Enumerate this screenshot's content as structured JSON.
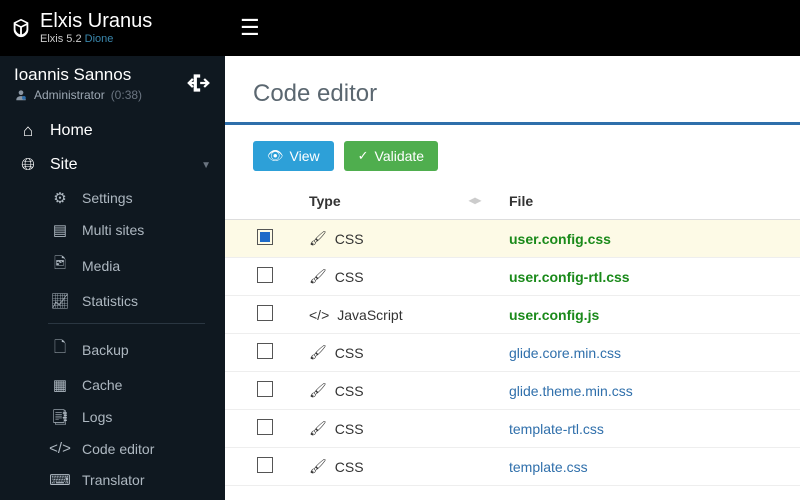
{
  "header": {
    "brand": "Elxis Uranus",
    "version_prefix": "Elxis 5.2",
    "version_link": "Dione"
  },
  "user": {
    "name": "Ioannis Sannos",
    "role": "Administrator",
    "session": "(0:38)"
  },
  "nav": {
    "home": "Home",
    "site": "Site",
    "settings": "Settings",
    "multisites": "Multi sites",
    "media": "Media",
    "statistics": "Statistics",
    "backup": "Backup",
    "cache": "Cache",
    "logs": "Logs",
    "codeeditor": "Code editor",
    "translator": "Translator"
  },
  "page": {
    "title": "Code editor",
    "view": "View",
    "validate": "Validate"
  },
  "table": {
    "col_type": "Type",
    "col_file": "File",
    "rows": [
      {
        "type": "CSS",
        "file": "user.config.css",
        "link": "green",
        "checked": true
      },
      {
        "type": "CSS",
        "file": "user.config-rtl.css",
        "link": "green",
        "checked": false
      },
      {
        "type": "JavaScript",
        "file": "user.config.js",
        "link": "green",
        "checked": false
      },
      {
        "type": "CSS",
        "file": "glide.core.min.css",
        "link": "blue",
        "checked": false
      },
      {
        "type": "CSS",
        "file": "glide.theme.min.css",
        "link": "blue",
        "checked": false
      },
      {
        "type": "CSS",
        "file": "template-rtl.css",
        "link": "blue",
        "checked": false
      },
      {
        "type": "CSS",
        "file": "template.css",
        "link": "blue",
        "checked": false
      }
    ]
  }
}
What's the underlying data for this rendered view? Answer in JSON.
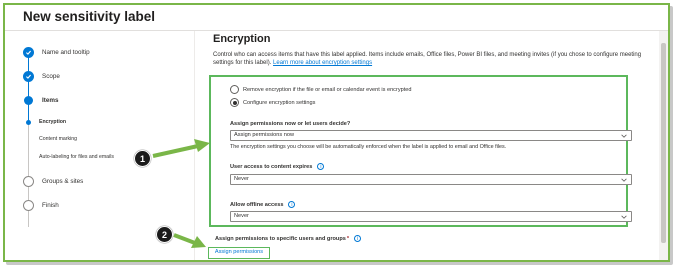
{
  "header": {
    "title": "New sensitivity label"
  },
  "sidebar": {
    "steps": [
      {
        "label": "Name and tooltip",
        "state": "done"
      },
      {
        "label": "Scope",
        "state": "done"
      },
      {
        "label": "Items",
        "state": "current"
      },
      {
        "label": "Groups & sites",
        "state": "todo"
      },
      {
        "label": "Finish",
        "state": "todo"
      }
    ],
    "substeps": [
      {
        "label": "Encryption",
        "active": true
      },
      {
        "label": "Content marking",
        "active": false
      },
      {
        "label": "Auto-labeling for files and emails",
        "active": false
      }
    ]
  },
  "main": {
    "title": "Encryption",
    "description": "Control who can access items that have this label applied. Items include emails, Office files, Power BI files, and meeting invites (if you chose to configure meeting settings for this label).",
    "description_link": "Learn more about encryption settings",
    "radio_remove": "Remove encryption if the file or email or calendar event is encrypted",
    "radio_configure": "Configure encryption settings",
    "assign_question": "Assign permissions now or let users decide?",
    "assign_value": "Assign permissions now",
    "assign_helper": "The encryption settings you choose will be automatically enforced when the label is applied to email and Office files.",
    "expires_label": "User access to content expires",
    "expires_value": "Never",
    "offline_label": "Allow offline access",
    "offline_value": "Never",
    "specific_label": "Assign permissions to specific users and groups",
    "required_mark": "*",
    "assign_button": "Assign permissions"
  },
  "callouts": {
    "one": "1",
    "two": "2"
  },
  "colors": {
    "accent": "#0078d4",
    "highlight": "#5cb85c",
    "frame": "#7ab648"
  },
  "icons": {
    "info": "info-icon",
    "chevron": "chevron-down-icon",
    "check": "check-icon"
  }
}
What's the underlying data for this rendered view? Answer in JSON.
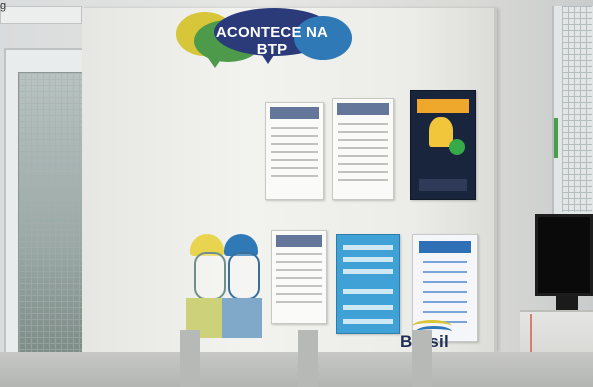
{
  "scene": {
    "description_tags": [
      "notice-board",
      "posters",
      "worker-illustration",
      "door",
      "window",
      "monitor"
    ]
  },
  "board": {
    "speech_bubble_text": "ACONTECE NA BTP",
    "logo_text": "Brasil",
    "corner_text": "g"
  },
  "colors": {
    "yellow": "#d7c53a",
    "green": "#4d9a4a",
    "navy": "#2b3b7a",
    "blue": "#2f79b6",
    "poster_dark": "#19253c",
    "poster_blue": "#3fa1d6"
  }
}
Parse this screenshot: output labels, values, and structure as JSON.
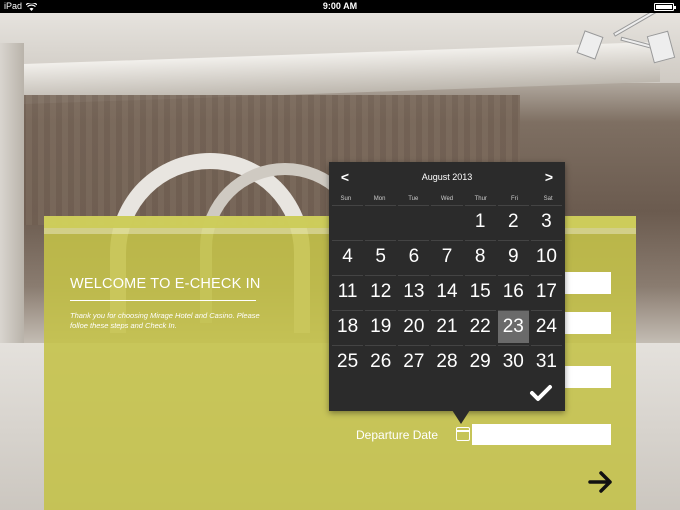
{
  "statusbar": {
    "device": "iPad",
    "time": "9:00 AM"
  },
  "welcome": {
    "title": "WELCOME TO E-CHECK IN",
    "message": "Thank you for choosing Mirage Hotel and Casino. Please folloe these steps and Check In."
  },
  "form": {
    "departure_label": "Departure Date",
    "departure_value": ""
  },
  "calendar": {
    "month": "August 2013",
    "prev": "<",
    "next": ">",
    "weekdays": [
      "Sun",
      "Mon",
      "Tue",
      "Wed",
      "Thur",
      "Fri",
      "Sat"
    ],
    "days": [
      "",
      "",
      "",
      "",
      "1",
      "2",
      "3",
      "4",
      "5",
      "6",
      "7",
      "8",
      "9",
      "10",
      "11",
      "12",
      "13",
      "14",
      "15",
      "16",
      "17",
      "18",
      "19",
      "20",
      "21",
      "22",
      "23",
      "24",
      "25",
      "26",
      "27",
      "28",
      "29",
      "30",
      "31"
    ],
    "selected": "23"
  },
  "colors": {
    "panel": "#c4c248",
    "calendar_bg": "#2b2b2b",
    "selected_day": "#6a6a6a"
  },
  "icons": {
    "wifi": "wifi-icon",
    "battery": "battery-icon",
    "calendar": "calendar-icon",
    "confirm": "checkmark-icon",
    "next": "arrow-right-icon"
  }
}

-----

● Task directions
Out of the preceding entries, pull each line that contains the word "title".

● Answer
    "title": "Code editor",
    "title": "New sensitivity label"
    "title": "Encryption",
    "title": "WELCOME TO E-CHECK IN",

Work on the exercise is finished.